PROBLEM
Below are records; extract exactly the lines from the one with "Transcribe this image's" through the final line, including both, but drop the pictures.

DATASET EXTRACT START

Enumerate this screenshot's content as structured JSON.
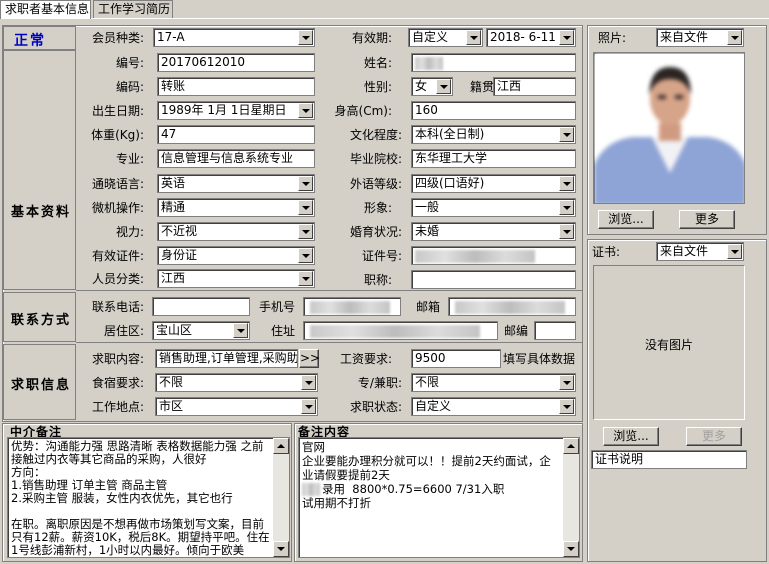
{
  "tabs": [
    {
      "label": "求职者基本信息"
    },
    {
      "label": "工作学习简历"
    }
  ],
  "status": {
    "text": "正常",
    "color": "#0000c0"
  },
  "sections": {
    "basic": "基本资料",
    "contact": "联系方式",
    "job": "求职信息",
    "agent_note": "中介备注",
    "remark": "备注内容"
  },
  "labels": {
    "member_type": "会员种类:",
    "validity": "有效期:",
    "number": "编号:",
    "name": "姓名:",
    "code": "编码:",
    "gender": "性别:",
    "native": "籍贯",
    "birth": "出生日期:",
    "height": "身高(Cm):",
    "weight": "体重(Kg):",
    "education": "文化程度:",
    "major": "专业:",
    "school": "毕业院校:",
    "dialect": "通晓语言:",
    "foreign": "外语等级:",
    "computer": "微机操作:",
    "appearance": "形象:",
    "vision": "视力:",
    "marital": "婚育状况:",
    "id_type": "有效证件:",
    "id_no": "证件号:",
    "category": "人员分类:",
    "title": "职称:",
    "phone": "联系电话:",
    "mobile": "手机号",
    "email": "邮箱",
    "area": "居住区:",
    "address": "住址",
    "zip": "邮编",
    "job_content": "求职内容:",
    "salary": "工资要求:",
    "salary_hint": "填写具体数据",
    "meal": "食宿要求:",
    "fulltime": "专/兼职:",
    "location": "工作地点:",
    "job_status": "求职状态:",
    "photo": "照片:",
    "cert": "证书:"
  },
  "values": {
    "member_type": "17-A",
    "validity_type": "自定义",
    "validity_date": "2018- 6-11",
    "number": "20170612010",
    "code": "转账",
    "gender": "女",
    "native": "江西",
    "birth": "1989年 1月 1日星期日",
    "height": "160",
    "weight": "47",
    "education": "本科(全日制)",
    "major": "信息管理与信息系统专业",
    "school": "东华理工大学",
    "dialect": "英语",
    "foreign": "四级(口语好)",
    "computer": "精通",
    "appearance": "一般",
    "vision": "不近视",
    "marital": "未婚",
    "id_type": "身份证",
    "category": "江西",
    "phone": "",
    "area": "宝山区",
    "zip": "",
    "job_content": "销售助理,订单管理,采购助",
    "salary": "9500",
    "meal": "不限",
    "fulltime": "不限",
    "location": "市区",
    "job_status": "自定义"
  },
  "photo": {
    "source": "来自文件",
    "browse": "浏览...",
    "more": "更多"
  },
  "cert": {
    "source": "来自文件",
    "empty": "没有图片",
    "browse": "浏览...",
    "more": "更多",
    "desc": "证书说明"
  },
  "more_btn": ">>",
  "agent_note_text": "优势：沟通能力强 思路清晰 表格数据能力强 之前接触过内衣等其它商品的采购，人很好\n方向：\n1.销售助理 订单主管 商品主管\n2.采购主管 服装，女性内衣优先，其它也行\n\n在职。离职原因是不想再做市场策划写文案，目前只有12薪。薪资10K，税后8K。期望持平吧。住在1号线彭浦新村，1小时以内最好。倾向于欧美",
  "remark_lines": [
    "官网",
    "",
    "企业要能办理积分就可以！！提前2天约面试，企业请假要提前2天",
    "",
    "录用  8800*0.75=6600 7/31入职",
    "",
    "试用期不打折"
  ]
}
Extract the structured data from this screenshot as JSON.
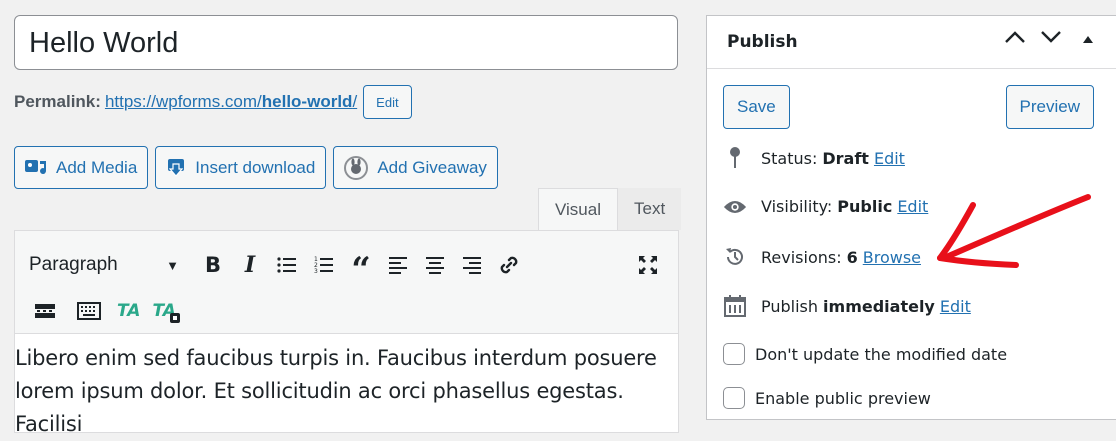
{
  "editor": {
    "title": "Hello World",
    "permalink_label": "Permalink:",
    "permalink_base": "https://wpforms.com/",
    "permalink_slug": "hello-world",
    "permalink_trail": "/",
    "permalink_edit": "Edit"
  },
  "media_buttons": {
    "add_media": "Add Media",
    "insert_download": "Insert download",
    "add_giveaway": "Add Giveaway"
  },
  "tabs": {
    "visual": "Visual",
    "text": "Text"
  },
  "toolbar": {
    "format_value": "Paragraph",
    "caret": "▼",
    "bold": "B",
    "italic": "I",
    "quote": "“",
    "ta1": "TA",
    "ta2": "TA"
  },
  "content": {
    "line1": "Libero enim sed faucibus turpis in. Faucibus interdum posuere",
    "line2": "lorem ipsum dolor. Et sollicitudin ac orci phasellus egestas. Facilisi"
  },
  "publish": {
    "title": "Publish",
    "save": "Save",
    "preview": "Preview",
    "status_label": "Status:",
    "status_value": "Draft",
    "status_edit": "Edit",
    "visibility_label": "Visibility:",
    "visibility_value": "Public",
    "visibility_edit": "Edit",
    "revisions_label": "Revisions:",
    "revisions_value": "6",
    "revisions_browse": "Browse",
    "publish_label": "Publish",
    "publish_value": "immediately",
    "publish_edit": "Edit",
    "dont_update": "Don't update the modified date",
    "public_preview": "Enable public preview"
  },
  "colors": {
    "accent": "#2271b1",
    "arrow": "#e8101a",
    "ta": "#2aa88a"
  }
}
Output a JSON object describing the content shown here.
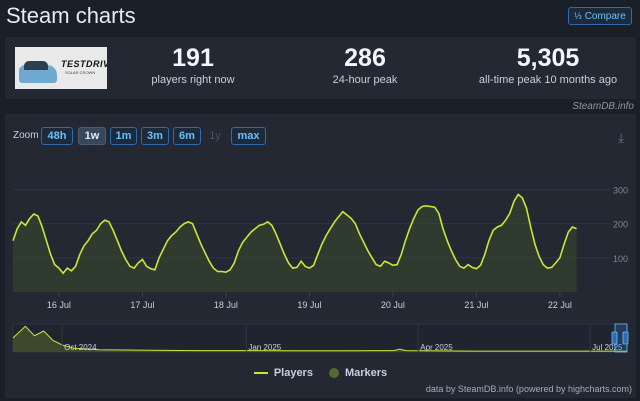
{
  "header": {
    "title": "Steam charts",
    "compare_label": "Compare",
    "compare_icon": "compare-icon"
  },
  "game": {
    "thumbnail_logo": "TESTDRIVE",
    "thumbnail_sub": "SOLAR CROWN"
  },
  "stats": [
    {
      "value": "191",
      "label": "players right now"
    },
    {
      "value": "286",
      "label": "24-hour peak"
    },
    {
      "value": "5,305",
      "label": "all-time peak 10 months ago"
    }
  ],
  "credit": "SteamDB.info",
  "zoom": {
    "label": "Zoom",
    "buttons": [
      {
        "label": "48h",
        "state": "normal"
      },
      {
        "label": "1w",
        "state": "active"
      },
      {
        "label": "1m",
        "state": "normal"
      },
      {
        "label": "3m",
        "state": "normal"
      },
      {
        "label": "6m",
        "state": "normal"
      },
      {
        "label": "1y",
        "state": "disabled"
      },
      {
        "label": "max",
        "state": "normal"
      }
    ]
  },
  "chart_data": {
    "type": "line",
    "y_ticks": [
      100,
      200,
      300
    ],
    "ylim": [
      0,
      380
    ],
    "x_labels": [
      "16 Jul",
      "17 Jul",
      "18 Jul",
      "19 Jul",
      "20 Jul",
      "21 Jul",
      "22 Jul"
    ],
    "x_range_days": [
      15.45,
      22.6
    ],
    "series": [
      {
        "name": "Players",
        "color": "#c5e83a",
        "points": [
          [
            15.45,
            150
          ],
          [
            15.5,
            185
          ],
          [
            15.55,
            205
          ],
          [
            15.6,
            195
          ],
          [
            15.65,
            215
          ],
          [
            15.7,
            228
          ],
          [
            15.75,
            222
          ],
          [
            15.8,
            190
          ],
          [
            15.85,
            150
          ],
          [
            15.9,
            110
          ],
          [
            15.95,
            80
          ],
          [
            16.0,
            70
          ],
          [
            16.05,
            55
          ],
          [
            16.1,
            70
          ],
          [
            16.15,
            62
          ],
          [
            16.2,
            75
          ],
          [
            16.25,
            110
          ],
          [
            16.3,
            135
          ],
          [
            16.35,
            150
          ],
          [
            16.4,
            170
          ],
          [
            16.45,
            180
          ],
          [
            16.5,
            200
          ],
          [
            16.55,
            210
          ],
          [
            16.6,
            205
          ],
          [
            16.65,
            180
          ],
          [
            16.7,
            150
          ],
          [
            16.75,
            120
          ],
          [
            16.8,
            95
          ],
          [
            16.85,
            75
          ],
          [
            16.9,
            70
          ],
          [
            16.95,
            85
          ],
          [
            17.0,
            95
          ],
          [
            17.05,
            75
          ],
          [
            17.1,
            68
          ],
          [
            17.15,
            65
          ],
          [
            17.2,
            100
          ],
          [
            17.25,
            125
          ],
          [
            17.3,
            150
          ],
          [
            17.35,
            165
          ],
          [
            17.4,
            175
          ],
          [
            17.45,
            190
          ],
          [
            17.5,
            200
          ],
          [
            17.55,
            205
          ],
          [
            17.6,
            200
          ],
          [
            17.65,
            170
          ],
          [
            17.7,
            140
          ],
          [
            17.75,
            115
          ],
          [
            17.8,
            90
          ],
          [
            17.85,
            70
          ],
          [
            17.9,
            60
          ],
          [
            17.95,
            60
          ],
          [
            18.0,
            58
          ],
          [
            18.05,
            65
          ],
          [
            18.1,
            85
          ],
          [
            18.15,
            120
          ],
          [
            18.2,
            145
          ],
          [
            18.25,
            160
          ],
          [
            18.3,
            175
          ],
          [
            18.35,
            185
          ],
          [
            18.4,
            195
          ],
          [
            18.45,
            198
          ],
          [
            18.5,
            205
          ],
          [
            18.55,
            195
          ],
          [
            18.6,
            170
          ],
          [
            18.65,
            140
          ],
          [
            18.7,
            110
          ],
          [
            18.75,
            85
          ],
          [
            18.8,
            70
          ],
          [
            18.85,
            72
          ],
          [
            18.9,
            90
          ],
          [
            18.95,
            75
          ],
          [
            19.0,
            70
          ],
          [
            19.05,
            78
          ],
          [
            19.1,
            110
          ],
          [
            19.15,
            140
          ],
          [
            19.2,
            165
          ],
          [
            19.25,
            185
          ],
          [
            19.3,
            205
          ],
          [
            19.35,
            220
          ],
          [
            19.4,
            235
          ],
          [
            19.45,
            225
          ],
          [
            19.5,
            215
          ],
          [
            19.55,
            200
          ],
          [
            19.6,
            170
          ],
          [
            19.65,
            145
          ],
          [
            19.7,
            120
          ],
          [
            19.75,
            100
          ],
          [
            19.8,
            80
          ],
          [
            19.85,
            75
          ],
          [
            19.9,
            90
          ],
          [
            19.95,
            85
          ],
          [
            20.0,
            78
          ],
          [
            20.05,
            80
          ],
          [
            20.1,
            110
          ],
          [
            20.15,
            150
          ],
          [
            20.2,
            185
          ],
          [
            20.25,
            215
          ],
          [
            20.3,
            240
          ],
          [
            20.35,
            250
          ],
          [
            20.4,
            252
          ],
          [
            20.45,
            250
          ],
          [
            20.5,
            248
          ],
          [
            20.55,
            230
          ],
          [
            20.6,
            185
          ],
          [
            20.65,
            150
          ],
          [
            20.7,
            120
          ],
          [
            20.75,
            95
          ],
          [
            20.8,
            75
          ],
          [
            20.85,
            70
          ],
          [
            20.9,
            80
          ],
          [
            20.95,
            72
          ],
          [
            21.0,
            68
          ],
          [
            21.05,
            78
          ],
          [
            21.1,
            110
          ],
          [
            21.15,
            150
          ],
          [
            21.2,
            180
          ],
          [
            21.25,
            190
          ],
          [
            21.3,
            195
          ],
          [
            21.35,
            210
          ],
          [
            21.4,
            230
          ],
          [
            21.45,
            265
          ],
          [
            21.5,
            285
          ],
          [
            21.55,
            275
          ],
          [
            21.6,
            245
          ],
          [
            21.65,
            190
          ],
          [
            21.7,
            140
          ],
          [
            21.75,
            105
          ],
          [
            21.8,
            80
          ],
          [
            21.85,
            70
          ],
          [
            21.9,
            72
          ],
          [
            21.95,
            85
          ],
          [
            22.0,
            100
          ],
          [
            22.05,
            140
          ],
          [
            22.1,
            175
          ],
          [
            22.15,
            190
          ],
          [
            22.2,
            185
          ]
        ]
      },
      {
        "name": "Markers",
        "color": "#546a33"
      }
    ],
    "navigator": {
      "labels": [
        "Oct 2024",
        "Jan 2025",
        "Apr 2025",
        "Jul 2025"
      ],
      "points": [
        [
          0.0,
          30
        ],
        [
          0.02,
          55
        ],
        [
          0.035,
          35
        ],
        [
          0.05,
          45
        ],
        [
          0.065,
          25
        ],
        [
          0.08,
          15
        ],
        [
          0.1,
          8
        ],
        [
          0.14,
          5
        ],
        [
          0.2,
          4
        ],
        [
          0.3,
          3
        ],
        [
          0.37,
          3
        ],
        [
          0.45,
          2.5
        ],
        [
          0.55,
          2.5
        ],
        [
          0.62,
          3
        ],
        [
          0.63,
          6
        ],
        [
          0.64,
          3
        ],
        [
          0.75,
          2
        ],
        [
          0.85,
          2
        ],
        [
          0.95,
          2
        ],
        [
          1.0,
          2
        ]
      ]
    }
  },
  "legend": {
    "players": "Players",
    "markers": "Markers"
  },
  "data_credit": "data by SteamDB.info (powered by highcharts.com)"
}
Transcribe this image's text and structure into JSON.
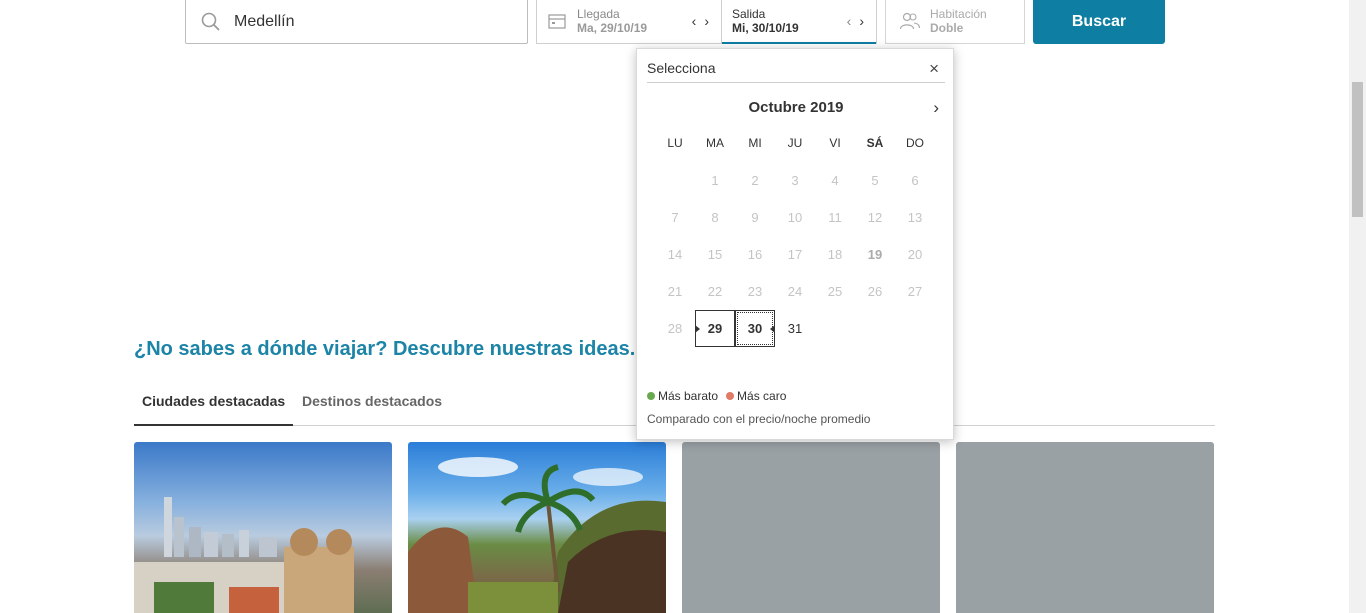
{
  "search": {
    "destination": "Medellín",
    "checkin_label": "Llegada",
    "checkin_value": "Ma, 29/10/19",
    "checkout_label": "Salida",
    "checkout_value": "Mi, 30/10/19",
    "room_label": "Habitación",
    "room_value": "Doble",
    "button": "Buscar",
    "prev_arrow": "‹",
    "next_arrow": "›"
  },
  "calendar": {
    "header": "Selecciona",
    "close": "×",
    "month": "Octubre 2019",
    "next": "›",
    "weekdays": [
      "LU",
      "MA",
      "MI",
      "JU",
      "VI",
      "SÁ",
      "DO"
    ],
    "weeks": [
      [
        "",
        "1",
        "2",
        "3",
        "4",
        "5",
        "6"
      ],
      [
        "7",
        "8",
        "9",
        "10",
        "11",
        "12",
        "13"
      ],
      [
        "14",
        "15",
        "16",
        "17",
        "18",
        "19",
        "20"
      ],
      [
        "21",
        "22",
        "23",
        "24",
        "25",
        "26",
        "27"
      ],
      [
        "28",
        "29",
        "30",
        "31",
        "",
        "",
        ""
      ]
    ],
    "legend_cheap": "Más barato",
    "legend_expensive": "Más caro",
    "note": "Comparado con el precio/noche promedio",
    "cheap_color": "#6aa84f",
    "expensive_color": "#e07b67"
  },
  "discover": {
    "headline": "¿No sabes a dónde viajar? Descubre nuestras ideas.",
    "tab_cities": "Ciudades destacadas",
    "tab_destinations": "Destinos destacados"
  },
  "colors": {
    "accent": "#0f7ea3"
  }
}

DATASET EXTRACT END

PROBLEM SOLUTION
Transcribe this image's text and structure into JSON.
{
  "search": {
    "destination": "Medellín",
    "checkin_label": "Llegada",
    "checkin_value": "Ma, 29/10/19",
    "checkout_label": "Salida",
    "checkout_value": "Mi, 30/10/19",
    "room_label": "Habitación",
    "room_value": "Doble",
    "button": "Buscar",
    "prev_arrow": "‹",
    "next_arrow": "›"
  },
  "calendar": {
    "header": "Selecciona",
    "close": "×",
    "month": "Octubre 2019",
    "next": "›",
    "weekdays": [
      "LU",
      "MA",
      "MI",
      "JU",
      "VI",
      "SÁ",
      "DO"
    ],
    "weeks": [
      [
        "",
        "1",
        "2",
        "3",
        "4",
        "5",
        "6"
      ],
      [
        "7",
        "8",
        "9",
        "10",
        "11",
        "12",
        "13"
      ],
      [
        "14",
        "15",
        "16",
        "17",
        "18",
        "19",
        "20"
      ],
      [
        "21",
        "22",
        "23",
        "24",
        "25",
        "26",
        "27"
      ],
      [
        "28",
        "29",
        "30",
        "31",
        "",
        "",
        ""
      ]
    ],
    "legend_cheap": "Más barato",
    "legend_expensive": "Más caro",
    "note": "Comparado con el precio/noche promedio",
    "cheap_color": "#6aa84f",
    "expensive_color": "#e07b67"
  },
  "discover": {
    "headline": "¿No sabes a dónde viajar? Descubre nuestras ideas.",
    "tab_cities": "Ciudades destacadas",
    "tab_destinations": "Destinos destacados"
  },
  "colors": {
    "accent": "#0f7ea3"
  }
}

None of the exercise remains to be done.